Page and application data records
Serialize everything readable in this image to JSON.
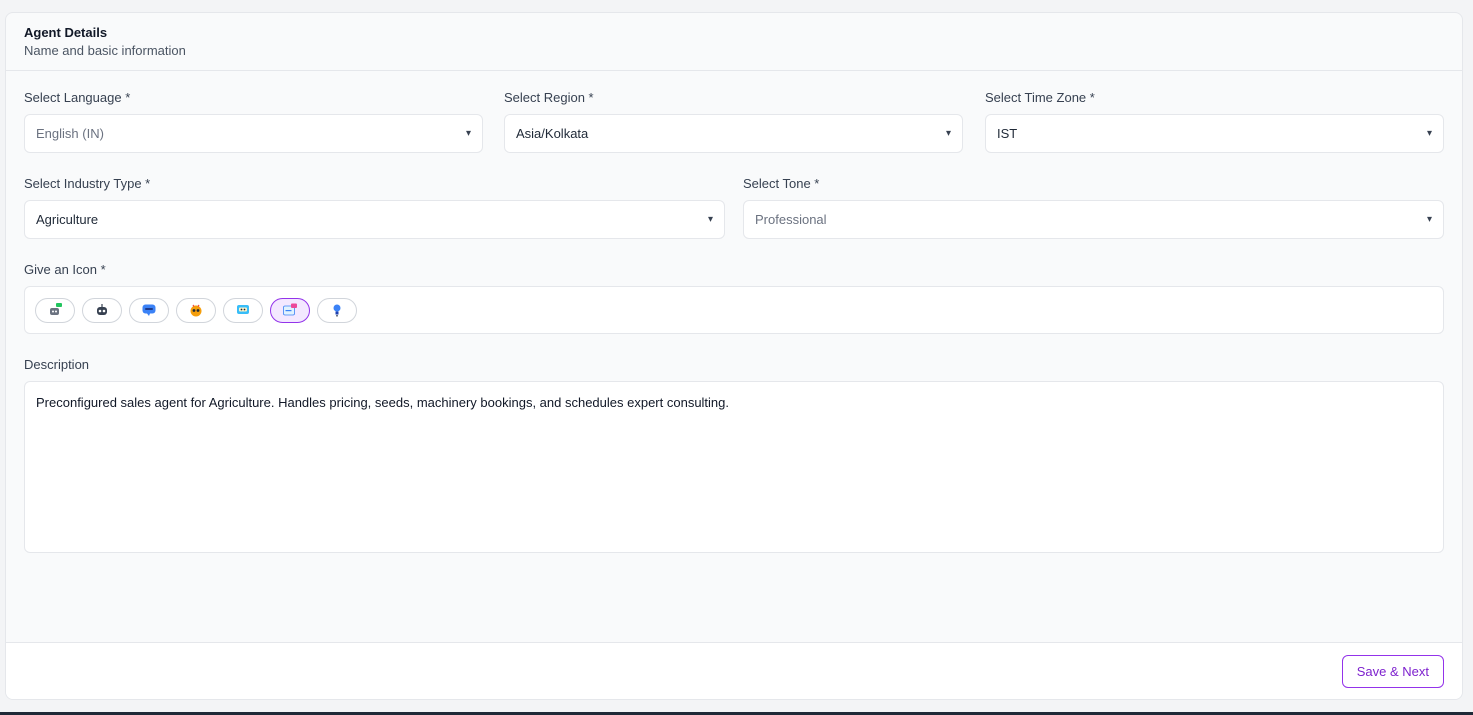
{
  "header": {
    "title": "Agent Details",
    "subtitle": "Name and basic information"
  },
  "fields": {
    "language": {
      "label": "Select Language *",
      "value": "English (IN)"
    },
    "region": {
      "label": "Select Region *",
      "value": "Asia/Kolkata"
    },
    "timezone": {
      "label": "Select Time Zone *",
      "value": "IST"
    },
    "industry": {
      "label": "Select Industry Type *",
      "value": "Agriculture"
    },
    "tone": {
      "label": "Select Tone *",
      "value": "Professional"
    }
  },
  "icons": {
    "label": "Give an Icon *",
    "items": [
      {
        "name": "robot-chat-icon",
        "selected": false
      },
      {
        "name": "robot-head-icon",
        "selected": false
      },
      {
        "name": "speech-bubble-icon",
        "selected": false
      },
      {
        "name": "bee-robot-icon",
        "selected": false
      },
      {
        "name": "monitor-robot-icon",
        "selected": false
      },
      {
        "name": "chat-window-icon",
        "selected": true
      },
      {
        "name": "lightbulb-person-icon",
        "selected": false
      }
    ]
  },
  "description": {
    "label": "Description",
    "value": "Preconfigured sales agent for Agriculture. Handles pricing, seeds, machinery bookings, and schedules expert consulting."
  },
  "footer": {
    "save_label": "Save & Next"
  },
  "caret": "▾",
  "colors": {
    "accent": "#9333ea",
    "border": "#e5e7eb",
    "background": "#f9fafb"
  }
}
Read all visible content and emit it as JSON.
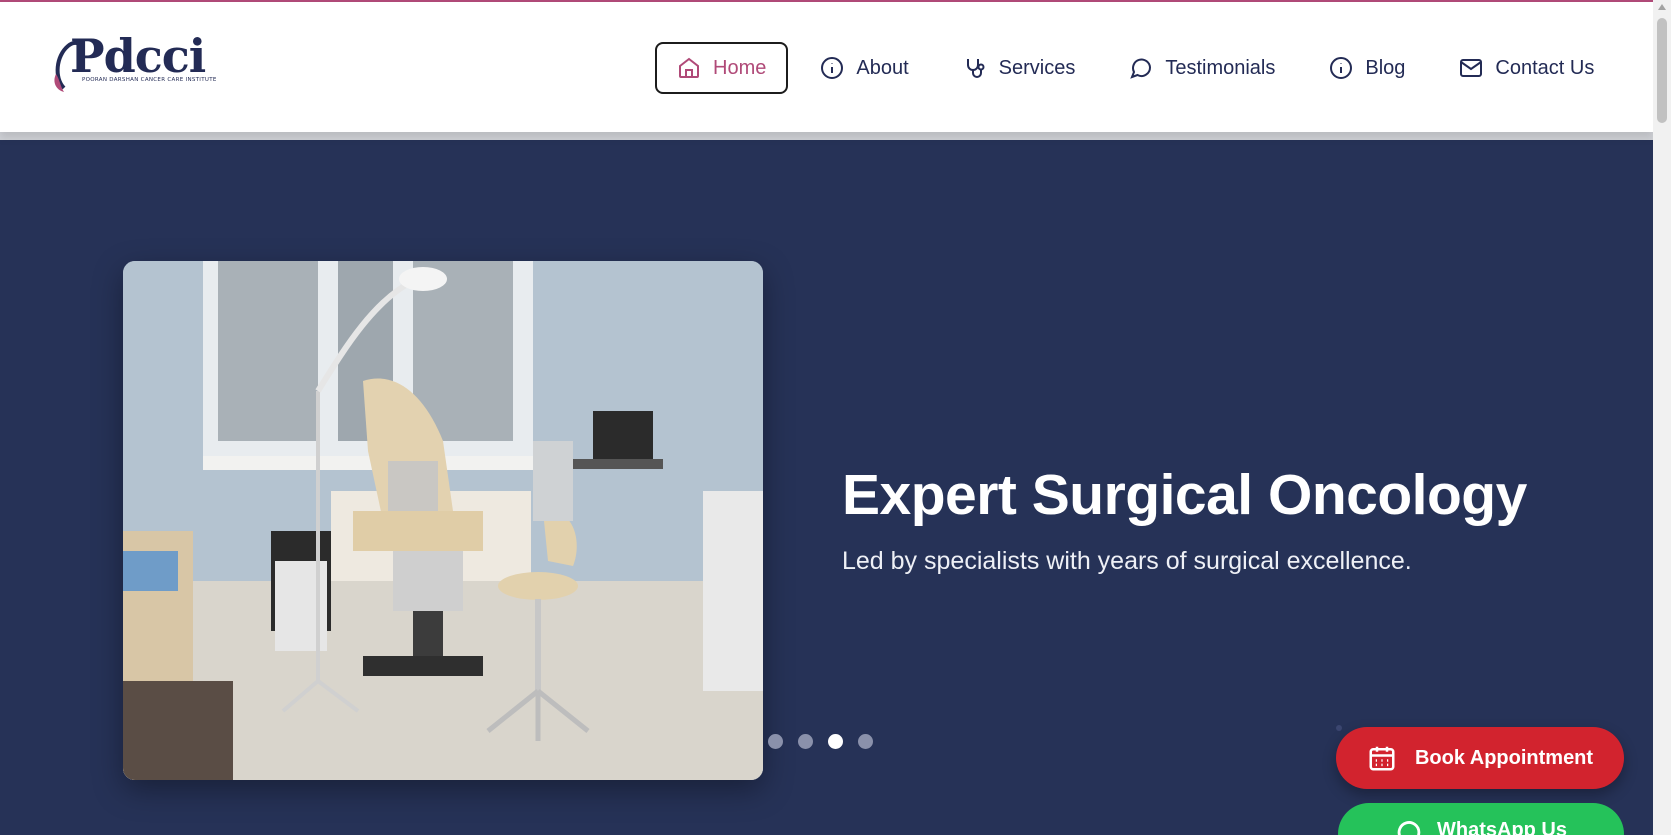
{
  "brand": {
    "logo_text": "Pdcci",
    "tagline": "POORAN DARSHAN CANCER CARE INSTITUTE"
  },
  "nav": {
    "items": [
      {
        "label": "Home",
        "icon": "home-icon",
        "active": true
      },
      {
        "label": "About",
        "icon": "info-icon"
      },
      {
        "label": "Services",
        "icon": "stethoscope-icon"
      },
      {
        "label": "Testimonials",
        "icon": "chat-bubble-icon"
      },
      {
        "label": "Blog",
        "icon": "info-icon"
      },
      {
        "label": "Contact Us",
        "icon": "mail-icon"
      }
    ]
  },
  "hero": {
    "title": "Expert Surgical Oncology",
    "subtitle": "Led by specialists with years of surgical excellence.",
    "image_subject": "gynecological examination room with exam chair, stool and laptop",
    "slides_total": 4,
    "active_slide": 3
  },
  "cta": {
    "book_label": "Book Appointment",
    "whatsapp_label": "WhatsApp Us"
  },
  "colors": {
    "brand_navy": "#232b55",
    "hero_bg": "#263257",
    "accent_pink": "#b04a78",
    "book_red": "#d2232e",
    "whatsapp_green": "#25c25a"
  }
}
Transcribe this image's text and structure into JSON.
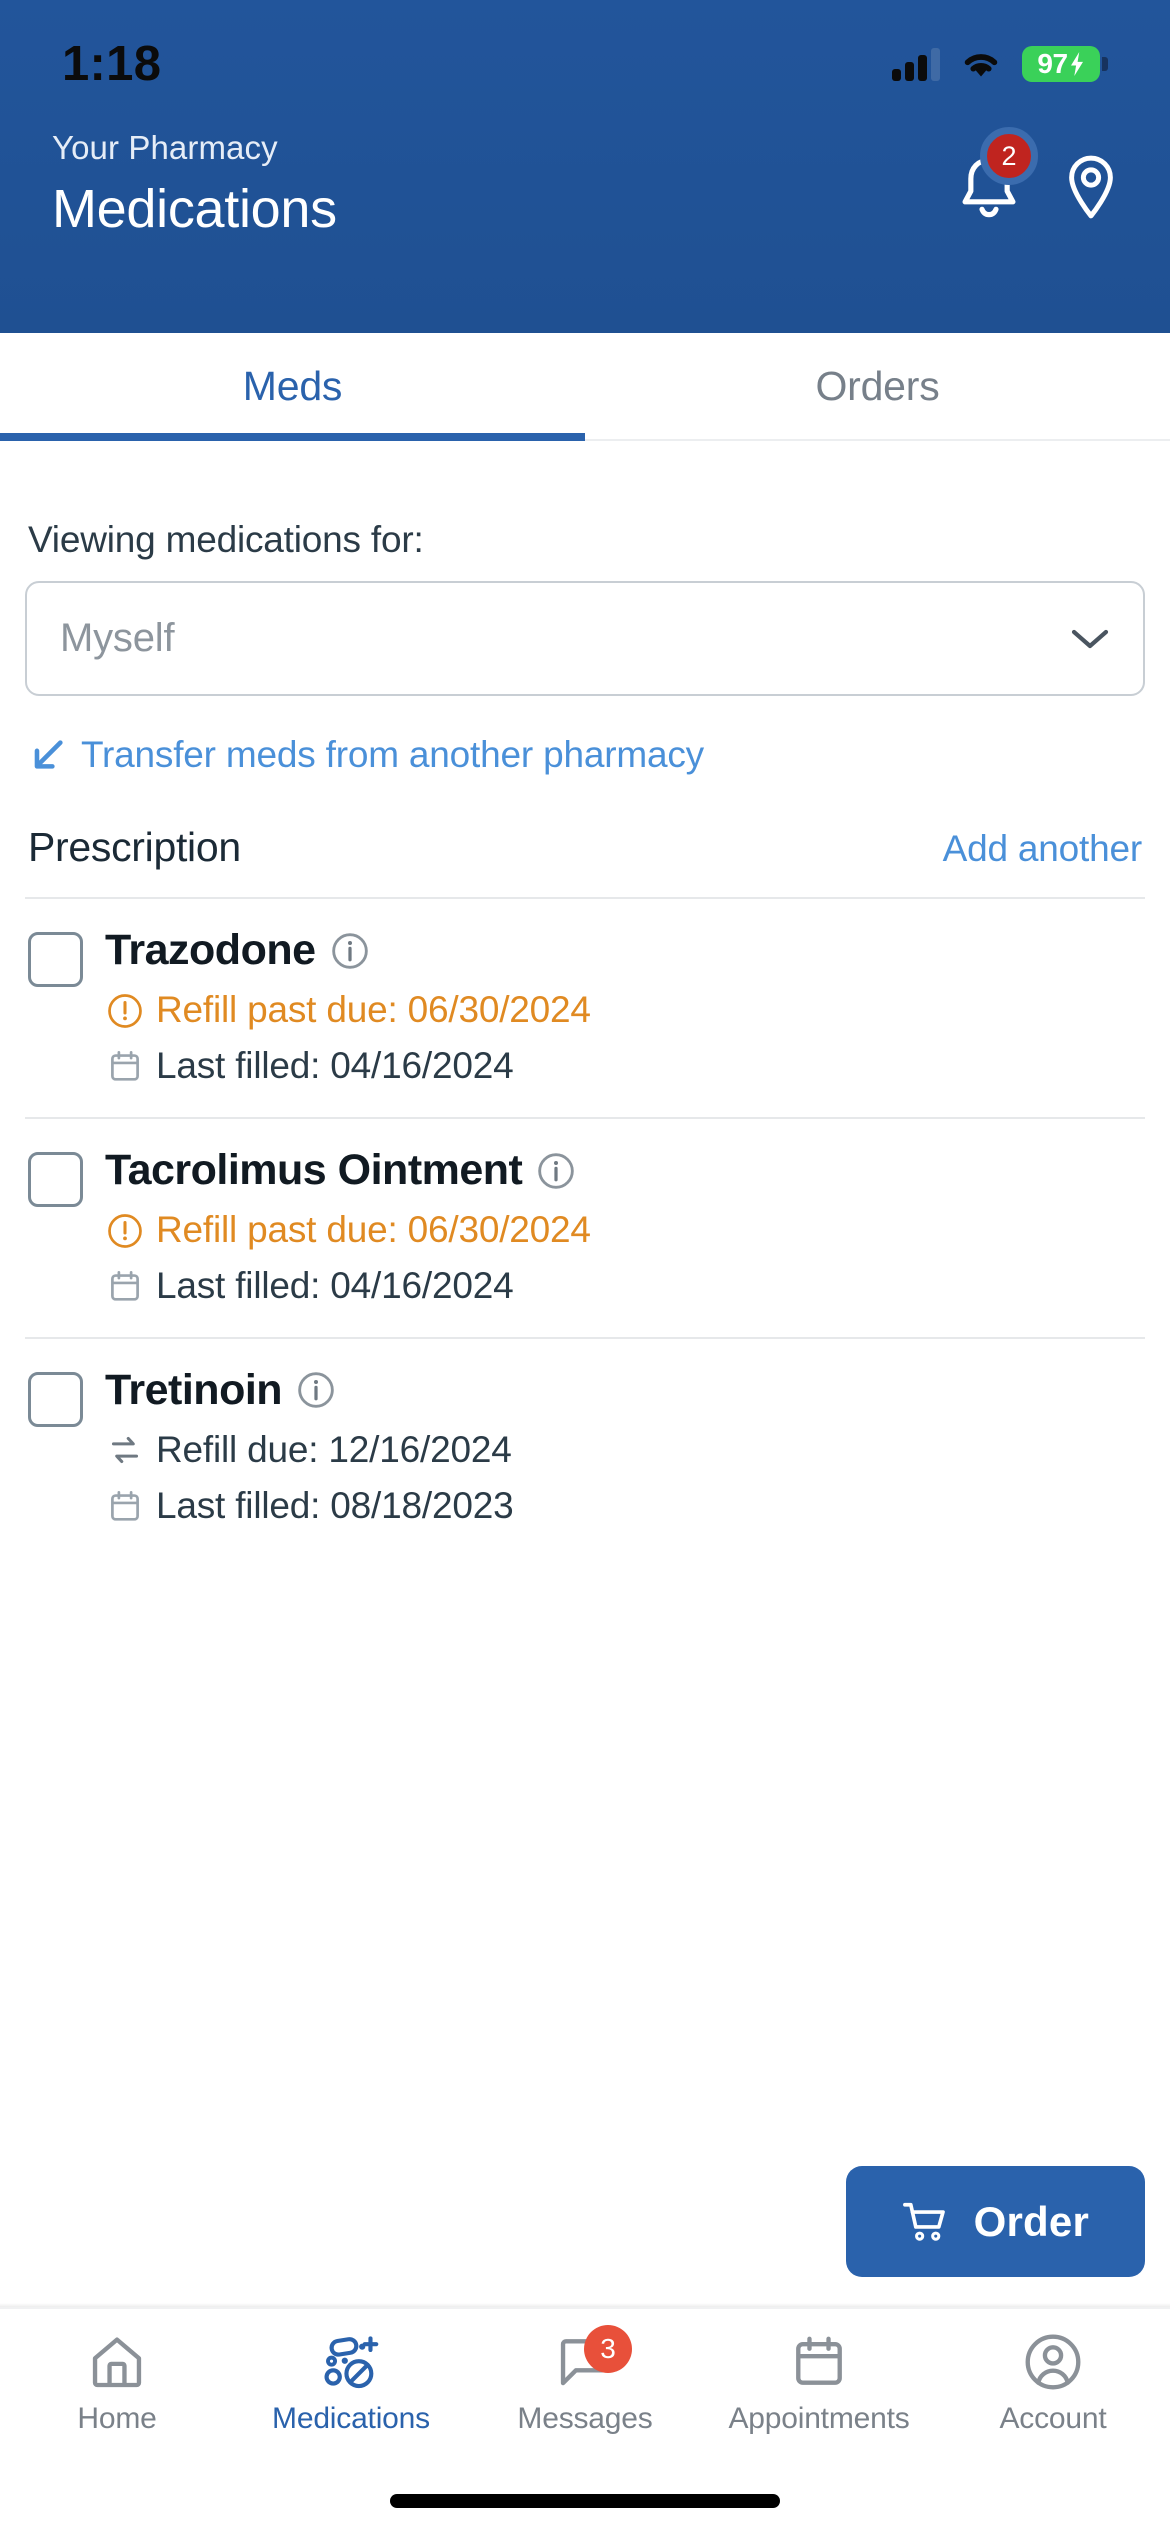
{
  "status_bar": {
    "time": "1:18",
    "battery_percent": "97",
    "signal_icon": "cellular-signal-icon",
    "wifi_icon": "wifi-icon",
    "battery_icon": "battery-charging-icon"
  },
  "header": {
    "eyebrow": "Your Pharmacy",
    "title": "Medications",
    "notification_badge": "2",
    "bell_icon": "bell-icon",
    "location_icon": "location-pin-icon",
    "background_color": "#22559b"
  },
  "tabs": [
    {
      "label": "Meds",
      "active": true
    },
    {
      "label": "Orders",
      "active": false
    }
  ],
  "viewing": {
    "label": "Viewing medications for:",
    "selected": "Myself",
    "placeholder": "Myself",
    "chevron_icon": "chevron-down-icon"
  },
  "transfer": {
    "label": "Transfer meds from another pharmacy",
    "icon": "arrow-down-left-icon",
    "color": "#4a90d9"
  },
  "section": {
    "title": "Prescription",
    "action_label": "Add another",
    "action_color": "#4a90d9"
  },
  "medications": [
    {
      "name": "Trazodone",
      "info_icon": "info-circle-icon",
      "checked": false,
      "refill": {
        "text": "Refill past due: 06/30/2024",
        "icon": "alert-circle-icon",
        "status": "past-due",
        "color": "#e08a22"
      },
      "last_filled": {
        "text": "Last filled: 04/16/2024",
        "icon": "calendar-icon",
        "color": "#2b3b47"
      }
    },
    {
      "name": "Tacrolimus Ointment",
      "info_icon": "info-circle-icon",
      "checked": false,
      "refill": {
        "text": "Refill past due: 06/30/2024",
        "icon": "alert-circle-icon",
        "status": "past-due",
        "color": "#e08a22"
      },
      "last_filled": {
        "text": "Last filled: 04/16/2024",
        "icon": "calendar-icon",
        "color": "#2b3b47"
      }
    },
    {
      "name": "Tretinoin",
      "info_icon": "info-circle-icon",
      "checked": false,
      "refill": {
        "text": "Refill due: 12/16/2024",
        "icon": "refresh-arrows-icon",
        "status": "due",
        "color": "#2b3b47"
      },
      "last_filled": {
        "text": "Last filled: 08/18/2023",
        "icon": "calendar-icon",
        "color": "#2b3b47"
      }
    }
  ],
  "order_button": {
    "label": "Order",
    "icon": "shopping-cart-icon",
    "color": "#2a62ac"
  },
  "bottom_nav": [
    {
      "label": "Home",
      "icon": "home-icon",
      "active": false,
      "badge": null
    },
    {
      "label": "Medications",
      "icon": "pills-icon",
      "active": true,
      "badge": null
    },
    {
      "label": "Messages",
      "icon": "chat-bubble-icon",
      "active": false,
      "badge": "3"
    },
    {
      "label": "Appointments",
      "icon": "calendar-icon",
      "active": false,
      "badge": null
    },
    {
      "label": "Account",
      "icon": "user-circle-icon",
      "active": false,
      "badge": null
    }
  ]
}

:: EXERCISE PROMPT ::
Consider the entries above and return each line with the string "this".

:: YOUR RESPONSE ::
Serialize everything readable in this image to JSON.
Transcribe this image's text and structure into JSON.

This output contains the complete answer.